[Extracted records]
>>>>>

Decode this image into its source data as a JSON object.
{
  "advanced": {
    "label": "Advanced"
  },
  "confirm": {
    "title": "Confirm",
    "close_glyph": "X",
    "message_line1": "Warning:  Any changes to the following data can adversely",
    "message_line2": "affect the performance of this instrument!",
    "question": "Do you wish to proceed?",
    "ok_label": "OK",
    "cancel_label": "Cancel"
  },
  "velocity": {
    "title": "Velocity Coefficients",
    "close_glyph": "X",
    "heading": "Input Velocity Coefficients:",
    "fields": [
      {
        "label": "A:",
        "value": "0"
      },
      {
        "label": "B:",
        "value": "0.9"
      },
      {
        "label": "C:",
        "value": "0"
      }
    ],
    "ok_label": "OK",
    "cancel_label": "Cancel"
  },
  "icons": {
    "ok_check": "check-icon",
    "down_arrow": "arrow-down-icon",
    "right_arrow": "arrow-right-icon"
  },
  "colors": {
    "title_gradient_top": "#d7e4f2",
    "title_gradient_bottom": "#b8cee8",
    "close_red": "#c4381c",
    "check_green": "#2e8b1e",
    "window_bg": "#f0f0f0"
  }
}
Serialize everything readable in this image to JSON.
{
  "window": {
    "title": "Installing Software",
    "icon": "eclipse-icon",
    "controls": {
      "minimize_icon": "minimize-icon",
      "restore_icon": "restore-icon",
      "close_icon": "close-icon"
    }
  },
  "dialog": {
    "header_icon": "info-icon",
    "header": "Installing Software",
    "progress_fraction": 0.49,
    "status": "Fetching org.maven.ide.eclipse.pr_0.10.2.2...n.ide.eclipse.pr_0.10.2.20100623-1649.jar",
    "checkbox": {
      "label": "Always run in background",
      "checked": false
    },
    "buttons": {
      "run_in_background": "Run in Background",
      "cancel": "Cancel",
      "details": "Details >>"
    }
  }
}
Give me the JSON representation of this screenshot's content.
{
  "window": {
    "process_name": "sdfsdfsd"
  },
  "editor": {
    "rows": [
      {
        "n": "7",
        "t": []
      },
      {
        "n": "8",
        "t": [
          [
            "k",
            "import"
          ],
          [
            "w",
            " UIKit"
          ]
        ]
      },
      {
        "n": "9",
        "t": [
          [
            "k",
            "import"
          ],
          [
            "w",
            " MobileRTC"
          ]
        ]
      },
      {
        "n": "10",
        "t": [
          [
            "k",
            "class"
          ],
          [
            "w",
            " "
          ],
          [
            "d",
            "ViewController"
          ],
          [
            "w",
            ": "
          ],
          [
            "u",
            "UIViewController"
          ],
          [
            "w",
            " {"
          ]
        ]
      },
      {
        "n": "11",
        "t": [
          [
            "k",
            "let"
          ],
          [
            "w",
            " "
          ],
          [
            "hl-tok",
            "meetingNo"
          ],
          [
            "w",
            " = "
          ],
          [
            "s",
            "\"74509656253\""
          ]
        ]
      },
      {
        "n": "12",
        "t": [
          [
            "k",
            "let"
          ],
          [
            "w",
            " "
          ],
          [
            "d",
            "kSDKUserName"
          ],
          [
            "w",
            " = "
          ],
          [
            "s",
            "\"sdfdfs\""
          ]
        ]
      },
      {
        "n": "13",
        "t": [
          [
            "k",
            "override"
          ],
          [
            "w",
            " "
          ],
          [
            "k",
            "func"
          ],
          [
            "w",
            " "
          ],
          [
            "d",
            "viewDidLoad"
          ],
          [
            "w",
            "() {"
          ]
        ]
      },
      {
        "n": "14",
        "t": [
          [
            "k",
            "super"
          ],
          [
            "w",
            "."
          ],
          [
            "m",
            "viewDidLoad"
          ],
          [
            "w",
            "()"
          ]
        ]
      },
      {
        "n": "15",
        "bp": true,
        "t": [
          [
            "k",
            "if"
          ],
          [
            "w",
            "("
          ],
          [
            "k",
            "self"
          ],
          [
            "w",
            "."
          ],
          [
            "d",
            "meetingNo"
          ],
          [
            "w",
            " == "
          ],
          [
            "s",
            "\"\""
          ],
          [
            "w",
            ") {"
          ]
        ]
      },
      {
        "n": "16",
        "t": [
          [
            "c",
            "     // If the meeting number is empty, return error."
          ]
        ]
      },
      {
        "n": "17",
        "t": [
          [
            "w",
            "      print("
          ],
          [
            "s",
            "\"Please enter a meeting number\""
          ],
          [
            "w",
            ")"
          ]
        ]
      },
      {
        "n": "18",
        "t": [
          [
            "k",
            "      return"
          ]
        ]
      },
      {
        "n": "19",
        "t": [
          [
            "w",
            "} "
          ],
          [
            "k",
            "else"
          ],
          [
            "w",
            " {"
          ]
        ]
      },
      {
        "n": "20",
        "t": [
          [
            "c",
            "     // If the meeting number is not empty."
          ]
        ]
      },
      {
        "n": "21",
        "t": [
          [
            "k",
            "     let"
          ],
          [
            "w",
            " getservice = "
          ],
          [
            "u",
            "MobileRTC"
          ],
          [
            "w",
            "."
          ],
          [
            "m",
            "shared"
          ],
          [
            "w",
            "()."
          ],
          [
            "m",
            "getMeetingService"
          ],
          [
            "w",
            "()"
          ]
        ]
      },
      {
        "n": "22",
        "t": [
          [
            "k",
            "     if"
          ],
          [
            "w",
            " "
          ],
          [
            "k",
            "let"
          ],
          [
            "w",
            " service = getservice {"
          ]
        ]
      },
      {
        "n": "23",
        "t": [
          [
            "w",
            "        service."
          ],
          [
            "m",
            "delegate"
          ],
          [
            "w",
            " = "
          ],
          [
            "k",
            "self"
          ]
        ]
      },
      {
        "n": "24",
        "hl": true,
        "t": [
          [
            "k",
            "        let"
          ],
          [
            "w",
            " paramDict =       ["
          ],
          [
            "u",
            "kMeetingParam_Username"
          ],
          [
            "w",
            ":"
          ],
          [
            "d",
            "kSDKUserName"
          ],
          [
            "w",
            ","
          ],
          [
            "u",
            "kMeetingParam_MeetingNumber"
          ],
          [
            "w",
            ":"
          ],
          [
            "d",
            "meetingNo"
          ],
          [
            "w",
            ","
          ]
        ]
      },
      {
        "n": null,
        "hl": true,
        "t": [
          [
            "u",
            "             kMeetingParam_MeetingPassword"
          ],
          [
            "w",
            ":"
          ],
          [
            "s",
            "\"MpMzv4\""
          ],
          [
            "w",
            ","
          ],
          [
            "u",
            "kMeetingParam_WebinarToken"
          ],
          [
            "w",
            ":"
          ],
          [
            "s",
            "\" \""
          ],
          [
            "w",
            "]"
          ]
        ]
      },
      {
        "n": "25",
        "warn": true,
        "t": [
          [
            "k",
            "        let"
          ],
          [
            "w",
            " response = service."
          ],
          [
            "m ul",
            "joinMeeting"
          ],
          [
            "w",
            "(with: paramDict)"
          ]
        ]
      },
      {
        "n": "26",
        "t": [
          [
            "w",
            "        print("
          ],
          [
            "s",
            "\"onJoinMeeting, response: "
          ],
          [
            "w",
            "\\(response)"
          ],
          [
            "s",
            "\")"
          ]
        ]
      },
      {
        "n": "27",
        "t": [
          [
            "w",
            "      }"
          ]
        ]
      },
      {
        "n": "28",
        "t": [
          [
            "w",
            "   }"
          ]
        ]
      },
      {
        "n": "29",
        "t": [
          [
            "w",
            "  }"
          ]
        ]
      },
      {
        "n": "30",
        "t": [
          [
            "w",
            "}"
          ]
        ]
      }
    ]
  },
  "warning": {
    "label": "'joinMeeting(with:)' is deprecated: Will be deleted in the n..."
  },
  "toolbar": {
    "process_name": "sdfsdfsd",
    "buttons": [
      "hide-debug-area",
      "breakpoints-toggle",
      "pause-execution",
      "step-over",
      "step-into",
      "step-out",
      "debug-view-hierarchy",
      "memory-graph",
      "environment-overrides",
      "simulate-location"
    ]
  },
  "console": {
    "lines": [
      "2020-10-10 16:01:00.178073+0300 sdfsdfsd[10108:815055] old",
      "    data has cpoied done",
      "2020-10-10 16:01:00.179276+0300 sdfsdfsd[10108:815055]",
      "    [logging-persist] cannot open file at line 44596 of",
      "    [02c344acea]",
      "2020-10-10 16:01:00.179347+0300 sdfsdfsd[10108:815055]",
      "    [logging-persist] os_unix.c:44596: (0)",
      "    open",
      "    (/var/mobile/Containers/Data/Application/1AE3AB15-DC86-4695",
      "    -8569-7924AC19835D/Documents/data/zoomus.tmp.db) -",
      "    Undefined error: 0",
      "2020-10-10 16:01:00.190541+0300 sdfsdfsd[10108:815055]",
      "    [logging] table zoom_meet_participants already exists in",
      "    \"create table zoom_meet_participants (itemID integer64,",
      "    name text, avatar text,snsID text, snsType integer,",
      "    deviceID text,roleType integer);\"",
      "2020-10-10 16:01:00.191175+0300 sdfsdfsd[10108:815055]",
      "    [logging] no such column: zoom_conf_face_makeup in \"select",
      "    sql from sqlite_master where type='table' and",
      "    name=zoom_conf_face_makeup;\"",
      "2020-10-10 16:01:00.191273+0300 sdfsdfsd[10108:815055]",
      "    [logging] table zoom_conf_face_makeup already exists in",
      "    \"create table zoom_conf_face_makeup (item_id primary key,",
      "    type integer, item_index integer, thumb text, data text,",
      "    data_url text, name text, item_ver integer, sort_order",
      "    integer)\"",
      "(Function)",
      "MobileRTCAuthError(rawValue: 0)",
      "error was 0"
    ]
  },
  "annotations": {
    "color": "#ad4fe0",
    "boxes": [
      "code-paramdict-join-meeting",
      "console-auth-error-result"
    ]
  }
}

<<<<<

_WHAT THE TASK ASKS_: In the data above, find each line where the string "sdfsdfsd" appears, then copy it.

_SOLUTION TO THIS TASK_:
    "process_name": "sdfsdfsd"
    "process_name": "sdfsdfsd",
      "2020-10-10 16:01:00.178073+0300 sdfsdfsd[10108:815055] old",
      "2020-10-10 16:01:00.179276+0300 sdfsdfsd[10108:815055]",
      "2020-10-10 16:01:00.179347+0300 sdfsdfsd[10108:815055]",
      "2020-10-10 16:01:00.190541+0300 sdfsdfsd[10108:815055]",
      "2020-10-10 16:01:00.191175+0300 sdfsdfsd[10108:815055]",
      "2020-10-10 16:01:00.191273+0300 sdfsdfsd[10108:815055]",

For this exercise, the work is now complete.